WHAT Miley Cyrus is wearing – or not wearing – always makes the showbiz headlines.
One minute she’s sporting a dazzling dress, the next some hotpants and a T-shirt, and the next … well, nothing much at all.
I interviewed Miley last week, the day after she appeared at a Gay Pride parade in Washington DC where she wore a pair of fabulous sparkly jeans.
We had a lot to talk about – including her new music.
But first I asked Miley – daughter of country star Billy Ray Cyrus – why she wears what she does.
The real reason? Dolly Parton!
“I’m from Nashville and places like the Grand Ole Opry which isn’t just a venue but a lifestyle,” she laughed. “So I was growing up listening to Dolly Parton, or my dad listening to Patsy Cline or Tammy Wynette.
“I was growing up in this beach lifestyle which gave me a simplicity. I want people to see me be the same at the airport or the gas station.
“Entertainers can be two people but I want to be one person.
“I’m the person whose priority might be yoga … or spending time with my pigs!
“I want people to be entertained by the message and not be distracted by what I am – or what I’m not – wearing.”
Dolly is actually her godmother, and the 24-year-old former Hannah Montana star told me she loved her approach to being an entertainer.
“She tells you a story, she tells you the truth – but she also is a little bit of a character herself,” added Miley.
“I want to let people know this is the most true, most grounded version of myself, but also I want to be able to have a little fun with what I wear without distracting from the music!
“If you don’t like Dolly you’re weird. And if I’m telling you you’re weird that’s saying something because I’m the weirdest person I know!
“No one doesn’t like Dolly. She’s all super respectful and love.
“She’s such a great musician and also a great role model.”
The subject of Miley’s love life came up too.
She’s now engaged to Aussie hunk Liam Hemsworth, whom she first met on the set of The Last Song.

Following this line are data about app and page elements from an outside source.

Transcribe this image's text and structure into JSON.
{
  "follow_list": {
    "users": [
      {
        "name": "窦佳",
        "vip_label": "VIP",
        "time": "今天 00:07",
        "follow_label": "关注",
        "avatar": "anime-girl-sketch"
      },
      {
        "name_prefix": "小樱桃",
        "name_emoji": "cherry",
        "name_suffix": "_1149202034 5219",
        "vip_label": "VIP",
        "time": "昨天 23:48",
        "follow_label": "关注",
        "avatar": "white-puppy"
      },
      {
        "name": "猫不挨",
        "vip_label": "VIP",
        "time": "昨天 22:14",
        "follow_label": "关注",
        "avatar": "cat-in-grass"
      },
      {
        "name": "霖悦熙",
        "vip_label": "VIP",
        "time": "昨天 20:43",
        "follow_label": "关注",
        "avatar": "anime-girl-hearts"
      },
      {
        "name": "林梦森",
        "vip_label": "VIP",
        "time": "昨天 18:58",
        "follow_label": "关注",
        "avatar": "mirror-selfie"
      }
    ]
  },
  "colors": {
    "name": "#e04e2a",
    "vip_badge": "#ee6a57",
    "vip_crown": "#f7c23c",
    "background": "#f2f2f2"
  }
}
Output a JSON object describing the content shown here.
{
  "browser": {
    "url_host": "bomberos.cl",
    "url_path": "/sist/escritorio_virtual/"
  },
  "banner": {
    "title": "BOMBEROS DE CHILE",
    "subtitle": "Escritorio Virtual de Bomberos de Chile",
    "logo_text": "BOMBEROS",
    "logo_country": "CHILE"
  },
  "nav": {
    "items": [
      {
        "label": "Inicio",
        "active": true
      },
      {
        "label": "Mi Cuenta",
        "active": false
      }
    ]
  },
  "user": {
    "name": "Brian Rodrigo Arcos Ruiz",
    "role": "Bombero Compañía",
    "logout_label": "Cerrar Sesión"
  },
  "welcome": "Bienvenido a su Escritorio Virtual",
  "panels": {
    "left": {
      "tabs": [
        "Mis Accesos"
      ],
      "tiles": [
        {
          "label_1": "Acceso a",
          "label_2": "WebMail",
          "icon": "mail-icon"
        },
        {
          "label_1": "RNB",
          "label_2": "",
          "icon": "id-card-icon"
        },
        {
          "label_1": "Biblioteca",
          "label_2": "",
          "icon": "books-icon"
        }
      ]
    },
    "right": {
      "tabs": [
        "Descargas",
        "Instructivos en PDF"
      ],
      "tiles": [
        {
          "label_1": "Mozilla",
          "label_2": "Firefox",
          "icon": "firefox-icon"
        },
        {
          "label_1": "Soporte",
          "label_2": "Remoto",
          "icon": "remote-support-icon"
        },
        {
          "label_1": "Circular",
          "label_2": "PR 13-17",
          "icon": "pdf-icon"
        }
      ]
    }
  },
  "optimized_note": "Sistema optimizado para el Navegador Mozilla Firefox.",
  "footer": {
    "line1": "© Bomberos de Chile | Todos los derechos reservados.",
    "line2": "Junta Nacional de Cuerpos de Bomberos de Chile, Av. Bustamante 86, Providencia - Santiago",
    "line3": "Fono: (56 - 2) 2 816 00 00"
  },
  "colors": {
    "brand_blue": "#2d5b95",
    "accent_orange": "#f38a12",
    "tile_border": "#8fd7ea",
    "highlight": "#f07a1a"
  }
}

“My whole life, I didn’t understand my own gender and my own sexuality,” she confessed.
“I don’t ever think about someone being a boy or someone being a girl.”